* _Task input_
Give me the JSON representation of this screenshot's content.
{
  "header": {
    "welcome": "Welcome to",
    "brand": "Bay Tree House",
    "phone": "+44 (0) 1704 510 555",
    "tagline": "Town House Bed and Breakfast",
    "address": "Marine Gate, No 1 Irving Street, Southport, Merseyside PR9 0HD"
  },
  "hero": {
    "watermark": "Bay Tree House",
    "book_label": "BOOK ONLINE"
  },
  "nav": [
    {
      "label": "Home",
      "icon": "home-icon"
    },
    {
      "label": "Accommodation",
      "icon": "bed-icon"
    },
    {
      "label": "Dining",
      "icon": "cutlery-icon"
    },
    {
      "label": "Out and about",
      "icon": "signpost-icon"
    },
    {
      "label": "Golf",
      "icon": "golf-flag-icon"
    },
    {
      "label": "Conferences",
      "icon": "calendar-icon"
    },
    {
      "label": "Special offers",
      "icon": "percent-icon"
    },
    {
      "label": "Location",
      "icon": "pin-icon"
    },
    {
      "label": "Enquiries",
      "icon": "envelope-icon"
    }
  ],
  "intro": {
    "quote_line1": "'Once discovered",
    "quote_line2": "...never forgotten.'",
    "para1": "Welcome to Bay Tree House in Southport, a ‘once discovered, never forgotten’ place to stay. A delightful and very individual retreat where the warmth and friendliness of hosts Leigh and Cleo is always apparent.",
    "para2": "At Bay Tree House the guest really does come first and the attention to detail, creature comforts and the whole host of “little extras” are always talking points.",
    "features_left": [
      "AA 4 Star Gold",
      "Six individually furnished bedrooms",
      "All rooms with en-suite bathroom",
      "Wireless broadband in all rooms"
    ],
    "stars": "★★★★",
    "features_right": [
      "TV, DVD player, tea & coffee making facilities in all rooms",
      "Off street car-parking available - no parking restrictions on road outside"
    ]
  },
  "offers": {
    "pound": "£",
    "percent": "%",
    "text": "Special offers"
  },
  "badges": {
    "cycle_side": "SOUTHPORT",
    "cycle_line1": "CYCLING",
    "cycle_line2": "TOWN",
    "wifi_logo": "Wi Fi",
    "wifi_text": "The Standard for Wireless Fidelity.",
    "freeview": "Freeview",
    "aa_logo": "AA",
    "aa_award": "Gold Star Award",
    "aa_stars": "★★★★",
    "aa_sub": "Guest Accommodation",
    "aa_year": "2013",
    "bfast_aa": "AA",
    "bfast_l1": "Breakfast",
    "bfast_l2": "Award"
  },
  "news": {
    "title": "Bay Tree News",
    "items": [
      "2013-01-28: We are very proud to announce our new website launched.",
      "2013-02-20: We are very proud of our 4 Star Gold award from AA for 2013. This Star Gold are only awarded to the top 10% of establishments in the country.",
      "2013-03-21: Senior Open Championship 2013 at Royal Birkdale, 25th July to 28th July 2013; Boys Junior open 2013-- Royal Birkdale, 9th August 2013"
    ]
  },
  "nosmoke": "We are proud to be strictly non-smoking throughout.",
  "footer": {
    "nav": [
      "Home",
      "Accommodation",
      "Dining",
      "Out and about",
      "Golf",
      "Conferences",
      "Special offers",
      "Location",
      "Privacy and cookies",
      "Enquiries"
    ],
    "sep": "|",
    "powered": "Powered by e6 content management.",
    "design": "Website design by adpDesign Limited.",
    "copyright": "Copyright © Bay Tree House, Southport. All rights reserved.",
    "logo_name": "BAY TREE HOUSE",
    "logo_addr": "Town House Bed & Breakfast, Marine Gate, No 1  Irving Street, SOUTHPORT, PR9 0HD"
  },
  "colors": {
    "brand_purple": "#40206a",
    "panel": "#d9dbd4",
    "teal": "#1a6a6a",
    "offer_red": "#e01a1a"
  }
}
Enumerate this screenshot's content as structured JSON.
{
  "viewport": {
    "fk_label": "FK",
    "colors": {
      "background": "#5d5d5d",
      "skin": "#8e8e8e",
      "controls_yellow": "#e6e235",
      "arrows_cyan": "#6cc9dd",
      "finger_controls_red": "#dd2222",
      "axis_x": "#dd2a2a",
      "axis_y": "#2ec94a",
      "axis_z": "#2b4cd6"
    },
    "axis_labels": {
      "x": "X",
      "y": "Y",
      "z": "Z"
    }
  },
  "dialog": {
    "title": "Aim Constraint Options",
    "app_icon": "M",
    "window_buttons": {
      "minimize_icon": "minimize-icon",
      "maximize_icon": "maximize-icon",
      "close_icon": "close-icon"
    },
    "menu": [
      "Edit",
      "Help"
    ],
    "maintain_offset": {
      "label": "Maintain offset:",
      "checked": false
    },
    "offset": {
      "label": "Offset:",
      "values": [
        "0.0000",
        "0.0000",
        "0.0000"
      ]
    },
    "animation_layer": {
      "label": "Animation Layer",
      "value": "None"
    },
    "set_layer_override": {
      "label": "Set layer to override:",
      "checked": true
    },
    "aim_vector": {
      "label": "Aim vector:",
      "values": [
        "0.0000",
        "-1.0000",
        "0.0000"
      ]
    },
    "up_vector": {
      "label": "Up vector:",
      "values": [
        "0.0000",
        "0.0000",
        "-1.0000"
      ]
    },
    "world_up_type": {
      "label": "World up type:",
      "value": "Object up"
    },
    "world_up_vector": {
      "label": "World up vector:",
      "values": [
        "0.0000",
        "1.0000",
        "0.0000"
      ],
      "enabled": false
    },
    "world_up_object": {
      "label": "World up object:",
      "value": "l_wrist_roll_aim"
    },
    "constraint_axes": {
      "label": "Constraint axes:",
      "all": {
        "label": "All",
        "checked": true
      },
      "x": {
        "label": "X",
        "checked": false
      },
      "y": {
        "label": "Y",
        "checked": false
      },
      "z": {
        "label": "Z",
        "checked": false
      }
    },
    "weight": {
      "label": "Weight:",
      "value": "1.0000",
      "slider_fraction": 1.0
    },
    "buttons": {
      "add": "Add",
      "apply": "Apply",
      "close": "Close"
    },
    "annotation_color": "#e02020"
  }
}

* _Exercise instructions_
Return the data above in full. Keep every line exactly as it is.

* _Expected answer_
Give me the JSON representation of this screenshot's content.
{
  "header": {
    "welcome": "Welcome to",
    "brand": "Bay Tree House",
    "phone": "+44 (0) 1704 510 555",
    "tagline": "Town House Bed and Breakfast",
    "address": "Marine Gate, No 1 Irving Street, Southport, Merseyside PR9 0HD"
  },
  "hero": {
    "watermark": "Bay Tree House",
    "book_label": "BOOK ONLINE"
  },
  "nav": [
    {
      "label": "Home",
      "icon": "home-icon"
    },
    {
      "label": "Accommodation",
      "icon": "bed-icon"
    },
    {
      "label": "Dining",
      "icon": "cutlery-icon"
    },
    {
      "label": "Out and about",
      "icon": "signpost-icon"
    },
    {
      "label": "Golf",
      "icon": "golf-flag-icon"
    },
    {
      "label": "Conferences",
      "icon": "calendar-icon"
    },
    {
      "label": "Special offers",
      "icon": "percent-icon"
    },
    {
      "label": "Location",
      "icon": "pin-icon"
    },
    {
      "label": "Enquiries",
      "icon": "envelope-icon"
    }
  ],
  "intro": {
    "quote_line1": "'Once discovered",
    "quote_line2": "...never forgotten.'",
    "para1": "Welcome to Bay Tree House in Southport, a ‘once discovered, never forgotten’ place to stay. A delightful and very individual retreat where the warmth and friendliness of hosts Leigh and Cleo is always apparent.",
    "para2": "At Bay Tree House the guest really does come first and the attention to detail, creature comforts and the whole host of “little extras” are always talking points.",
    "features_left": [
      "AA 4 Star Gold",
      "Six individually furnished bedrooms",
      "All rooms with en-suite bathroom",
      "Wireless broadband in all rooms"
    ],
    "stars": "★★★★",
    "features_right": [
      "TV, DVD player, tea & coffee making facilities in all rooms",
      "Off street car-parking available - no parking restrictions on road outside"
    ]
  },
  "offers": {
    "pound": "£",
    "percent": "%",
    "text": "Special offers"
  },
  "badges": {
    "cycle_side": "SOUTHPORT",
    "cycle_line1": "CYCLING",
    "cycle_line2": "TOWN",
    "wifi_logo": "Wi Fi",
    "wifi_text": "The Standard for Wireless Fidelity.",
    "freeview": "Freeview",
    "aa_logo": "AA",
    "aa_award": "Gold Star Award",
    "aa_stars": "★★★★",
    "aa_sub": "Guest Accommodation",
    "aa_year": "2013",
    "bfast_aa": "AA",
    "bfast_l1": "Breakfast",
    "bfast_l2": "Award"
  },
  "news": {
    "title": "Bay Tree News",
    "items": [
      "2013-01-28: We are very proud to announce our new website launched.",
      "2013-02-20: We are very proud of our 4 Star Gold award from AA for 2013. This Star Gold are only awarded to the top 10% of establishments in the country.",
      "2013-03-21: Senior Open Championship 2013 at Royal Birkdale, 25th July to 28th July 2013; Boys Junior open 2013-- Royal Birkdale, 9th August 2013"
    ]
  },
  "nosmoke": "We are proud to be strictly non-smoking throughout.",
  "footer": {
    "nav": [
      "Home",
      "Accommodation",
      "Dining",
      "Out and about",
      "Golf",
      "Conferences",
      "Special offers",
      "Location",
      "Privacy and cookies",
      "Enquiries"
    ],
    "sep": "|",
    "powered": "Powered by e6 content management.",
    "design": "Website design by adpDesign Limited.",
    "copyright": "Copyright © Bay Tree House, Southport. All rights reserved.",
    "logo_name": "BAY TREE HOUSE",
    "logo_addr": "Town House Bed & Breakfast, Marine Gate, No 1  Irving Street, SOUTHPORT, PR9 0HD"
  },
  "colors": {
    "brand_purple": "#40206a",
    "panel": "#d9dbd4",
    "teal": "#1a6a6a",
    "offer_red": "#e01a1a"
  }
}
Enumerate this screenshot's content as structured JSON.
{
  "viewport": {
    "fk_label": "FK",
    "colors": {
      "background": "#5d5d5d",
      "skin": "#8e8e8e",
      "controls_yellow": "#e6e235",
      "arrows_cyan": "#6cc9dd",
      "finger_controls_red": "#dd2222",
      "axis_x": "#dd2a2a",
      "axis_y": "#2ec94a",
      "axis_z": "#2b4cd6"
    },
    "axis_labels": {
      "x": "X",
      "y": "Y",
      "z": "Z"
    }
  },
  "dialog": {
    "title": "Aim Constraint Options",
    "app_icon": "M",
    "window_buttons": {
      "minimize_icon": "minimize-icon",
      "maximize_icon": "maximize-icon",
      "close_icon": "close-icon"
    },
    "menu": [
      "Edit",
      "Help"
    ],
    "maintain_offset": {
      "label": "Maintain offset:",
      "checked": false
    },
    "offset": {
      "label": "Offset:",
      "values": [
        "0.0000",
        "0.0000",
        "0.0000"
      ]
    },
    "animation_layer": {
      "label": "Animation Layer",
      "value": "None"
    },
    "set_layer_override": {
      "label": "Set layer to override:",
      "checked": true
    },
    "aim_vector": {
      "label": "Aim vector:",
      "values": [
        "0.0000",
        "-1.0000",
        "0.0000"
      ]
    },
    "up_vector": {
      "label": "Up vector:",
      "values": [
        "0.0000",
        "0.0000",
        "-1.0000"
      ]
    },
    "world_up_type": {
      "label": "World up type:",
      "value": "Object up"
    },
    "world_up_vector": {
      "label": "World up vector:",
      "values": [
        "0.0000",
        "1.0000",
        "0.0000"
      ],
      "enabled": false
    },
    "world_up_object": {
      "label": "World up object:",
      "value": "l_wrist_roll_aim"
    },
    "constraint_axes": {
      "label": "Constraint axes:",
      "all": {
        "label": "All",
        "checked": true
      },
      "x": {
        "label": "X",
        "checked": false
      },
      "y": {
        "label": "Y",
        "checked": false
      },
      "z": {
        "label": "Z",
        "checked": false
      }
    },
    "weight": {
      "label": "Weight:",
      "value": "1.0000",
      "slider_fraction": 1.0
    },
    "buttons": {
      "add": "Add",
      "apply": "Apply",
      "close": "Close"
    },
    "annotation_color": "#e02020"
  }
}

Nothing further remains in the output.